Rescue complex a haven for 1,500 orphaned animals

Associated Press | AP Photo: Reed Saxon
1 of 11 To full screen

Happy horses at DELTA Rescue complex

DELTA (Dedication & Everlasting Love to Animals) Rescue complex is the largest no-kill sanctuary in the US, giving a home to some 1,500 abandoned dogs, cats and horses. See gallery

Nearly 35 years ago, actor Leo Grillo thought he could get people to stop dumping dogs and cats in the forests and deserts of Southern California. After more than three decades, there is no end to the number of animals he finds discarded on the side of the road. DELTA Rescue is now the largest no-kill, care-for-life sanctuary in the nation for abandoned pets. Situated on115 hilltop acres in western Los Angeles County, the sanctuary is home to some 1,500 dogs, cats and horses and boasts an annual budget of $8 million, 50 employees, a state-of-the-art hospital with full-time veterinarian and a designated fire department. 

In this photo: Leo Grillo pats one horse while another, Max, tries to sneak a treat from a bag at Grillo's DELTA (Dedication & Everlasting Love to Animals) Rescue complex in Acton, Calif. on Aug. 29.

Read more: Actor creates largest US sanctuary for abandoned pets

AP Photo: Reed Saxon
2 of 11 To full screen

Three decades of providing sanctuary for animals

 Leo Grillo poses at his DELTA (Dedication & Everlasting Love to Animals) Rescue complex in Acton, Calif. on Aug. 29.

AP Photo: Reed Saxon
3 of 11 To full screen

A visit from the vet

Leo Grillo, center, his former wife and veterinary assistant Stacy Grillo, and veterinarian Dr. Gaylord Brown chat in an exam room at the fully-equipped veterinary hospital at his DELTA (Dedication & Everlasting Love to Animals) Rescue complex in Acton, Calif. 

AP Photo: Reed Saxon
4 of 11 To full screen

Veterinary care for rescue animals

Veterinarian Dr. Gaylord Brown, right, and assistant Stacy Grillo examine Mickey, a cat with diabetes, at Leo Grillo's DELTA (Dedication & Everlasting Love to Animals) Rescue complex in Acton, Calif.
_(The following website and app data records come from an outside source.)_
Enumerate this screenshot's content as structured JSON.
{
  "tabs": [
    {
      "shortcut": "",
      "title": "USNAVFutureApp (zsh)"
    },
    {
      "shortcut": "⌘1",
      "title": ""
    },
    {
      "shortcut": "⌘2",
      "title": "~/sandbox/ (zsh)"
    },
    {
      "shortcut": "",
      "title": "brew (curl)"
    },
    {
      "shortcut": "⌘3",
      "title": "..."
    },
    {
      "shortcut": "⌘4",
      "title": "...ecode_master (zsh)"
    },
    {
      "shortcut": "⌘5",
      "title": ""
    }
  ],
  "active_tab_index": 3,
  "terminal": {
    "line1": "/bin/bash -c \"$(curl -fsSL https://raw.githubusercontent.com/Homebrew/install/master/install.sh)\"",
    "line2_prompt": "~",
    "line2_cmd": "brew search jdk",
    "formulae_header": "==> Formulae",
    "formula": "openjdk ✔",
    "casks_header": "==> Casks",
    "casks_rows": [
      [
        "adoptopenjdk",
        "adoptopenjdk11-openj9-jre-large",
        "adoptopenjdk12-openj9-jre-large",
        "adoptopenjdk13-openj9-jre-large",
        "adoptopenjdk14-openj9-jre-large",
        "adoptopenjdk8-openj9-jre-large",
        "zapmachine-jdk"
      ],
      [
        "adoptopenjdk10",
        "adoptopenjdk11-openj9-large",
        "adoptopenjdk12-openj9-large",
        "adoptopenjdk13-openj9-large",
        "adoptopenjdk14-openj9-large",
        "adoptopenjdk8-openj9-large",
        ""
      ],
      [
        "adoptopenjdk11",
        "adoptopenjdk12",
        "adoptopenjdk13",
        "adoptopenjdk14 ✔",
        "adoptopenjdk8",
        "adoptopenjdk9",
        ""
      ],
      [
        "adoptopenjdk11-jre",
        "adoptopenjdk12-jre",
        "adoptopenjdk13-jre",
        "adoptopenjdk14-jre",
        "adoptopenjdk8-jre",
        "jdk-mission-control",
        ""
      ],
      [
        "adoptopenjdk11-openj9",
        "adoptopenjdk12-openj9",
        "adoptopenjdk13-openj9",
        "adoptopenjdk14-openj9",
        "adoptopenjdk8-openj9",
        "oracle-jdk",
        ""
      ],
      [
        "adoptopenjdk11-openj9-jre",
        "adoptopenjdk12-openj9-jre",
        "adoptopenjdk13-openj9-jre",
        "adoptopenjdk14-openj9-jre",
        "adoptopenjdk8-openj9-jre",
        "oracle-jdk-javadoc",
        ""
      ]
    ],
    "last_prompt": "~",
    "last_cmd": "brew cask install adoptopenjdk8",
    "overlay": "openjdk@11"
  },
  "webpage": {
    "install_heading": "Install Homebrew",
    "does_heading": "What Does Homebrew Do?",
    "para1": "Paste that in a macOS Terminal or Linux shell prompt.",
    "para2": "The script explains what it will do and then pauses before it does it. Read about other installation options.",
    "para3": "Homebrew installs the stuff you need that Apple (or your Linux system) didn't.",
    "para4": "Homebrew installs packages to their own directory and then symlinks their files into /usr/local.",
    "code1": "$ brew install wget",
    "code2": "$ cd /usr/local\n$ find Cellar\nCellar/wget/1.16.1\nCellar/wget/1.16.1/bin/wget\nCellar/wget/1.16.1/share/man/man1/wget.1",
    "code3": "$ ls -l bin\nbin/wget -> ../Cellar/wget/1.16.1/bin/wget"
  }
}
The sanctuary's hospital is equipped for surgeries, X-rays and anesthesia, with an in-house laboratory.

AP Photo: Reed Saxon
5 of 11 To full screen

Grillo and his feline friends

Leo Grillo plays with cats at his DELTA (Dedication & Everlasting Love to Animals) Rescue complex in Acton, Calif. on Aug. 29.

AP Photo: Reed Saxon
6 of 11 To full screen

DELTA's dozens of dog shelters

Leo Grillo sits atop one of dozens of dog shelters, made from bales of straw, plywood and stucco, at his DELTA (Dedication & Everlasting Love to Animals) Rescue complex.

AP Photo: Reed Saxon
7 of 11 To full screen

Splish splash!

Dogs have water in pools at Leo Grillo's DELTA (Dedication & Everlasting Love to Animals) Rescue complex in Acton, Calif. 

AP Photo: Reed Saxon
8 of 11 To full screen

DELTA's cat complex

Leo Grillo enters the cat complex at his animal sanctuary in Acton, Calif. 

AP Photo: Reed Saxon
9 of 11 To full screen

DELTA's own firefighting rigs

Leo Grillo poses with two of his firefighting rigs at his DELTA Rescue complex.

AP Photo: Reed Saxon
10 of 11 To full screen

Leo Grillo poses with Chaos, a rescue dog

Leo Grillo poses with Chaos, a 3-year-old dog rescued from Afghanistan, at his DELTA Rescue complex.

11 of 11